Perris City Councilman Mark Yarbrough addresses a class at Lakeside Middle School while City Manager Richard Belmudez, Housing Manager Sabrina Chavez and Assistant Director of Development Services Rene Avila look on.
Perris elected officials, administrators and department managers took time out from their regular duties to speak to student at Lakeside Middle School, encouraging them to pursue college degrees while answering questions about their job responsibilities.
City Councilman Mark Yarbrough, City Manager Richard Belmudez, Housing Manager Sabrina Chavez and Rene Avila, Perris Fire
Marshal and Assistant Director of Development Services, spoke to 22 seventh and eighth-graders as part of the school’s career day.
The event also featured law officers, military personnel, firefighters, nurses, photographers and lifeguards speaking about their duties and responsibilities.
“Believe it or not, we were once as young as you and sat in those seats,” Yarbrough told the students in Amy Rodriguez’s classroom. “My advice to you is to get involved in your community, stay in school and never be afraid to ask for help.”
City Manager Richard Belmudez explains his duties and responsibilities to a class at Lakeside Middle School: “Stay in school so one day you can take the torch from us.”.
Yarbrough graduated from Perris High School and owns two businesses—an auto repair shop and towing company—in addition to his work on the City Council. He said his day jobs give him the chance to work on vehicles, which has been a lifelong passion. He also builds race cars and supports racing at the Perris Auto Speedway, where he is a long-time sponsor.
His job on the City Council dais provides another motivation.
“It gives me the opportunity to give back to the Perris community,” he said.
Belmudez said his job as City Manager requires him to serve as a conduit between the policy vision of the City Council and the staff members charged with making that vision a reality.
He said part of that vision is to undertake quality planning projects
and provide for adequate police and fire protection.

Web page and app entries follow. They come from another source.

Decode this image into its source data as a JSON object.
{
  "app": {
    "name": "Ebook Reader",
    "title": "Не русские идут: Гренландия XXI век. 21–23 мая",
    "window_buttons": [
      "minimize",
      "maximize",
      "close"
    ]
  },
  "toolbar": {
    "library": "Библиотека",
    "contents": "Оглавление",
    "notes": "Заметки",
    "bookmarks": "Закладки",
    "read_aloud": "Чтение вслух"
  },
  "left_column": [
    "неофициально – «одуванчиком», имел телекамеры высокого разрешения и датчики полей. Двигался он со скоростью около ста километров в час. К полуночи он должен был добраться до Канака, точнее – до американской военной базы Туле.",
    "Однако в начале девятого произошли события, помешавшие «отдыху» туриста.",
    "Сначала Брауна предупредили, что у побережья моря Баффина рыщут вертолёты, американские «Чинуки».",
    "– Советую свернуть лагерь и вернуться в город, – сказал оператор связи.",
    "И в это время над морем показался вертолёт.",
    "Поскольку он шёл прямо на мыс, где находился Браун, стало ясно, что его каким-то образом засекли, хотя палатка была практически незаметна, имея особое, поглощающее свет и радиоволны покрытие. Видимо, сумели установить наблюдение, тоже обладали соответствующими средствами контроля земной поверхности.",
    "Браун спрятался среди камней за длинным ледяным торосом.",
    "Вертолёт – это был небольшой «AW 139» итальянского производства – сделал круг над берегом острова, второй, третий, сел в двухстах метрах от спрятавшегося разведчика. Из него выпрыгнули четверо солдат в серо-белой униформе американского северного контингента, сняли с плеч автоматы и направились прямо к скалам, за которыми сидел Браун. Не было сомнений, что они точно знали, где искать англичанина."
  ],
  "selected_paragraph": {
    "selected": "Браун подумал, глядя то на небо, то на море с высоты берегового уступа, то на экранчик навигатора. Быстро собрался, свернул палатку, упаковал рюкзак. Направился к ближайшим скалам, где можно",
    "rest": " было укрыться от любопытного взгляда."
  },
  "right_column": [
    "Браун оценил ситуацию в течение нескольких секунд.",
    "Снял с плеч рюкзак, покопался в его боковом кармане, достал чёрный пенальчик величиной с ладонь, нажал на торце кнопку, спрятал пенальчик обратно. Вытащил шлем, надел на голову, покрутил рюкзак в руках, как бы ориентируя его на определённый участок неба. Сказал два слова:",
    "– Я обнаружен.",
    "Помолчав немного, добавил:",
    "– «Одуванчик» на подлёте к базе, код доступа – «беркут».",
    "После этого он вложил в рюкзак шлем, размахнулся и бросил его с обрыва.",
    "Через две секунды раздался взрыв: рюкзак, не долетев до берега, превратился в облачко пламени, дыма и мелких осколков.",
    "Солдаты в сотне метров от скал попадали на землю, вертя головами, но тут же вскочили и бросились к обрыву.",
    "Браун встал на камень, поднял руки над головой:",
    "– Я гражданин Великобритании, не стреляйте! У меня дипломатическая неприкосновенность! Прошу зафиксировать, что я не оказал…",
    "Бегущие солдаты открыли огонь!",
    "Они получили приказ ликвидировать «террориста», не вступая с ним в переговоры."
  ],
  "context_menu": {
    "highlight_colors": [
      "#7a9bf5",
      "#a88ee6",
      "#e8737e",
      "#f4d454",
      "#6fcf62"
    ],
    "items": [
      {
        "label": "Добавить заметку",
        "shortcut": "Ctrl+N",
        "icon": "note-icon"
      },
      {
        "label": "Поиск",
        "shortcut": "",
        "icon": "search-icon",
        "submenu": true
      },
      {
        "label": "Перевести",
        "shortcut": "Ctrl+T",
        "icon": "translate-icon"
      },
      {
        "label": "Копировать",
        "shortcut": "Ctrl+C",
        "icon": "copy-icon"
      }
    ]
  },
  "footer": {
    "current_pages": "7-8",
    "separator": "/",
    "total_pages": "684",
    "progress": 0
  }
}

Belmudez said the City already has scored several planning coups in recent years—the renovation of its City Hall campus, the opening this year of the Big League Dreams sports complex and the projected 2013 ribbon cutting of a new aquatics center/water park.
“We are really excited about having this project come to Perris,” he said, referring to the aquatics center. “This is your City, you should really participate in all that it has to offer. Stay in school so one day you can take the torch from us.”
Chavez said her responsibilities include working with builders to ensure smart, sophisticated and aesthetically pleasing designs. Among the elements she considers: traffic conditions, appropriate landscaping, building design and signage.
“You would not want a Starbucks with a pink sign!” said Chavez, who joined the City about eight years ago after earning a degree from USC.
Avila told the class his work involves some of the more subtle aspects of home and business construction, elements like building foundations, smoke detectors, sprinkler systems and windows large enough to allow people to escape during a fire or other emergency.
Like the other City staffers, Avila urged the students to think beyond high school. Get a college degree, he said.
“You’ll have more earning power, more opportunities,” he said.